### WORK ITEM:
Filter the records below down to lines containing "JSON".

[[ THE DATA, beginning ]]

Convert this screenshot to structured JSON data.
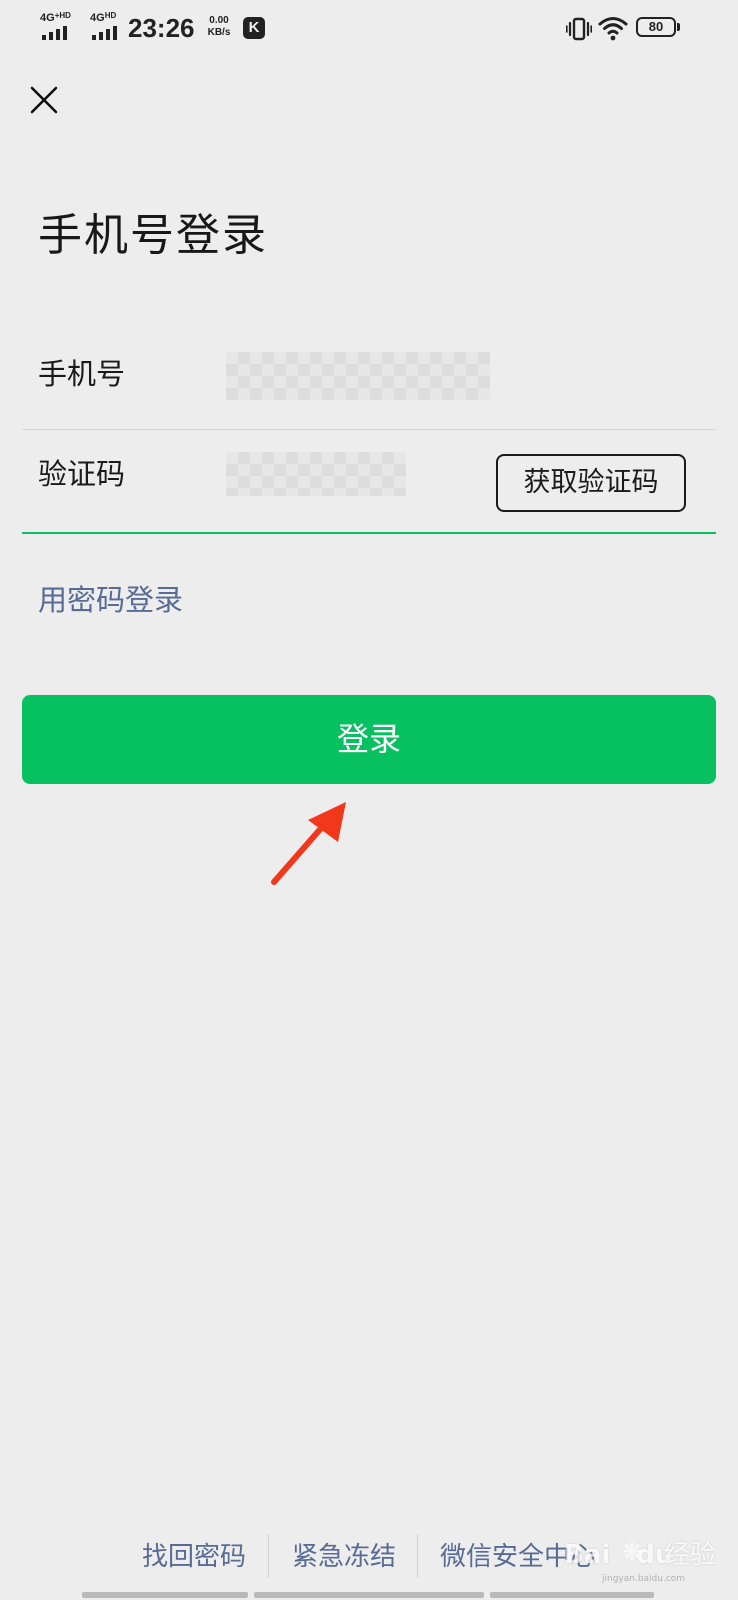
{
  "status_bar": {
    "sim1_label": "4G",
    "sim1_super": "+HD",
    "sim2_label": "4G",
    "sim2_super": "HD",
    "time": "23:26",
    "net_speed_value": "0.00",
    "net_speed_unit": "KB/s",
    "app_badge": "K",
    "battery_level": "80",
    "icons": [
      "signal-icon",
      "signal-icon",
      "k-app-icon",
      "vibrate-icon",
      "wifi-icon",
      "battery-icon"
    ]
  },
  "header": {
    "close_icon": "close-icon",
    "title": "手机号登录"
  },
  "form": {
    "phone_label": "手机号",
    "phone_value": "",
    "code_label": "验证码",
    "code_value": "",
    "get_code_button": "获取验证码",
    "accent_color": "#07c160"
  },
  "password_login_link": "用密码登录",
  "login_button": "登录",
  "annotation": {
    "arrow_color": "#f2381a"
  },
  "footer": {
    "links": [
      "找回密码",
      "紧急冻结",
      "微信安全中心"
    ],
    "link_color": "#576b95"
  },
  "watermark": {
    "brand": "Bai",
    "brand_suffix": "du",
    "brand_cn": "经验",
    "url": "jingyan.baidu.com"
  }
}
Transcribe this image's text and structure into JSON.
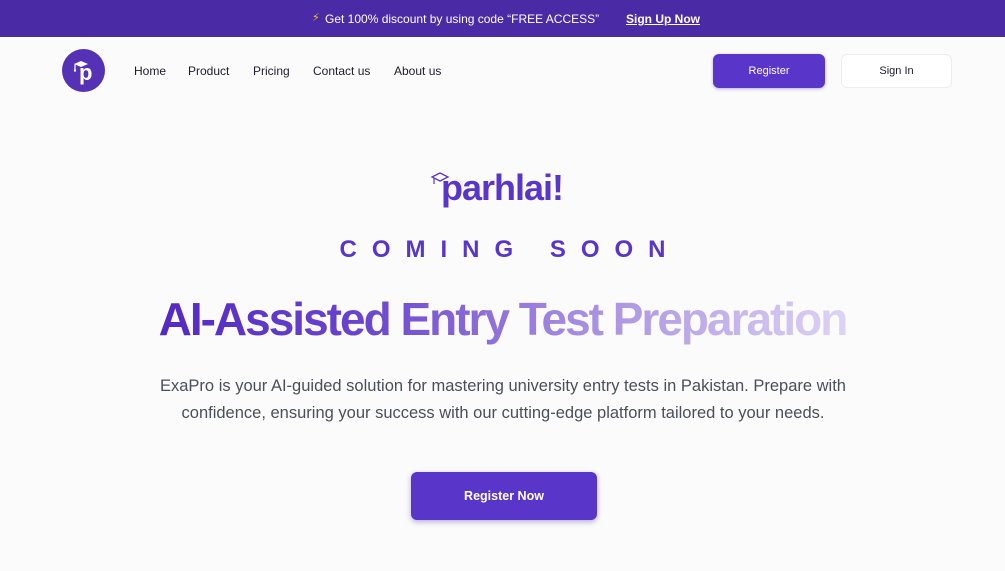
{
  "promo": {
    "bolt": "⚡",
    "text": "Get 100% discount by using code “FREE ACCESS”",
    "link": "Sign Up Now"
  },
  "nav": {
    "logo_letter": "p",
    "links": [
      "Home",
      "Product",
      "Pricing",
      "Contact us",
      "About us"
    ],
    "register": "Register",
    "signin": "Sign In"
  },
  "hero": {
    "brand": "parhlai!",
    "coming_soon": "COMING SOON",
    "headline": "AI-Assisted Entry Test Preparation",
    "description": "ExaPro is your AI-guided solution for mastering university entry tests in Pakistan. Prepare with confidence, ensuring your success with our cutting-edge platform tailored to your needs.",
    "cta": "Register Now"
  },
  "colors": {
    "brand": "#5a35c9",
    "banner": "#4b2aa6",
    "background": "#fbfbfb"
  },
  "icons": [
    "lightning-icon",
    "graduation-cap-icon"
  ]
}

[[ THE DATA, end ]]
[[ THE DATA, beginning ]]

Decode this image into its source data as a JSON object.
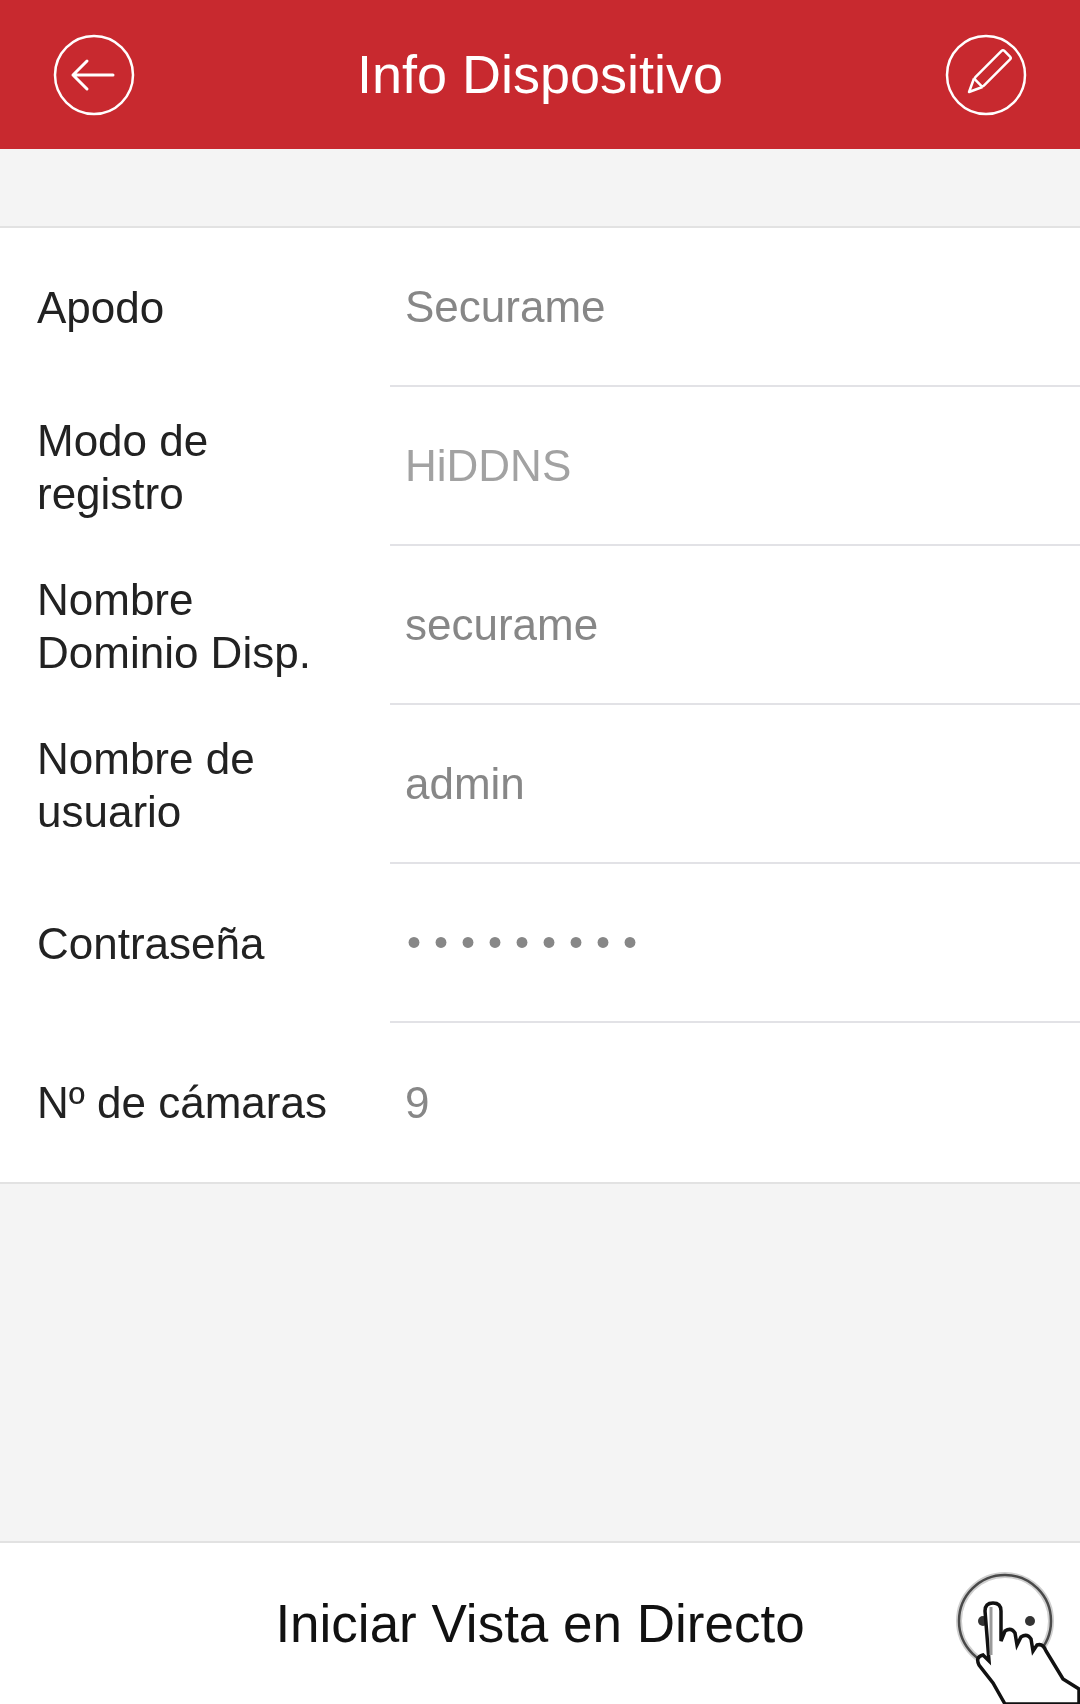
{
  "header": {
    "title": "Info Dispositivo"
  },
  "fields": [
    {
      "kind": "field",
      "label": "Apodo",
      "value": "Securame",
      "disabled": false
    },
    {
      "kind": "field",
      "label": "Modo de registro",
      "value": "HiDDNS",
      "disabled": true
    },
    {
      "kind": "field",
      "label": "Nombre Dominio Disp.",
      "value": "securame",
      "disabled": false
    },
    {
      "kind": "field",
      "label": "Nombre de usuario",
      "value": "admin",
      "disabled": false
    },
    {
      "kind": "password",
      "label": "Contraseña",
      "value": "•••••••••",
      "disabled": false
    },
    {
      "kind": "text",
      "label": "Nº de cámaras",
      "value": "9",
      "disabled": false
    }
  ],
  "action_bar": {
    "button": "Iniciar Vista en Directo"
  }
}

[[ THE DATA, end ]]
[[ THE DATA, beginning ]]

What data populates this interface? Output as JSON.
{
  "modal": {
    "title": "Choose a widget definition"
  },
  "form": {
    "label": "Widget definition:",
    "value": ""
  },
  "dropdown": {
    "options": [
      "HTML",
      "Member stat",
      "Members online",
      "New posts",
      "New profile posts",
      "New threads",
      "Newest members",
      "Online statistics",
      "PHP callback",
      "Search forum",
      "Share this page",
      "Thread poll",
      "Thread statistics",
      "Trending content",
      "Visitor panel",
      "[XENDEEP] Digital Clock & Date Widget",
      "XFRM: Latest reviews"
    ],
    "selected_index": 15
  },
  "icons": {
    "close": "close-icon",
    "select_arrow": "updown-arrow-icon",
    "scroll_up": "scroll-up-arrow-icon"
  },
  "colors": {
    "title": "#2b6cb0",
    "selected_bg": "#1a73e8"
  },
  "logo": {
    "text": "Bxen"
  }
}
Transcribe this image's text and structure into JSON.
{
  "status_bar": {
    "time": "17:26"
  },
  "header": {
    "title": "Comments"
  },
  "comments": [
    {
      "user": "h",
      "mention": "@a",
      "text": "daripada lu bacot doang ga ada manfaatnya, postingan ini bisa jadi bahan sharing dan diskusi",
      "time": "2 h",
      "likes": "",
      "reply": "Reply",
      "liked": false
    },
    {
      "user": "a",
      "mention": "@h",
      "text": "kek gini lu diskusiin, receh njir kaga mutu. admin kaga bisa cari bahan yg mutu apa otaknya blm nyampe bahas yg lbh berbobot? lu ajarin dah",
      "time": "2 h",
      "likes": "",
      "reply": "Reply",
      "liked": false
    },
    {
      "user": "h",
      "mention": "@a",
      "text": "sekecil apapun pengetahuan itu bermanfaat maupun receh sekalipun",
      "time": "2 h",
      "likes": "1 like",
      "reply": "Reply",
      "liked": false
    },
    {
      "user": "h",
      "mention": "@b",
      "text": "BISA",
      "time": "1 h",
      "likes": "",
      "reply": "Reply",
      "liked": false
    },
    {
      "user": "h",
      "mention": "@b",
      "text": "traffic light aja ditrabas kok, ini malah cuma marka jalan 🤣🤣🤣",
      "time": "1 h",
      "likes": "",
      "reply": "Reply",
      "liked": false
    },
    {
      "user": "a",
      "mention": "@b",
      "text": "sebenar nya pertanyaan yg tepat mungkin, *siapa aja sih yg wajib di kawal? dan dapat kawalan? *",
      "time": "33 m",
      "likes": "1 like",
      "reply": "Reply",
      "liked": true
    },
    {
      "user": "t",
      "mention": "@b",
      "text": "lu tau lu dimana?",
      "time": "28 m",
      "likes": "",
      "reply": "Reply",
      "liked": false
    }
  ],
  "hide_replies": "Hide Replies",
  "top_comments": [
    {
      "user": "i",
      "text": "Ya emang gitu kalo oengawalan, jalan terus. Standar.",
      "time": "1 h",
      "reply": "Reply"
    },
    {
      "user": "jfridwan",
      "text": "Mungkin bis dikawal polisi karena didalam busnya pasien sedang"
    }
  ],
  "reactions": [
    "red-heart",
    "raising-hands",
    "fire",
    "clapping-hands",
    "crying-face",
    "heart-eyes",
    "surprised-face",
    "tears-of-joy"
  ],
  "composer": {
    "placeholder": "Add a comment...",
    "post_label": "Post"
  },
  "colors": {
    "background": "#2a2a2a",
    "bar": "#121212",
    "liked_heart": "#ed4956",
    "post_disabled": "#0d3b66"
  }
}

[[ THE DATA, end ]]

### WORKED SOLUTION:
Convert this screenshot to structured JSON data.
Transcribe this image's text and structure into JSON.
Decode this image into its source data as a JSON object.
What data populates this interface? Output as JSON.
Transcribe this image's text and structure into JSON.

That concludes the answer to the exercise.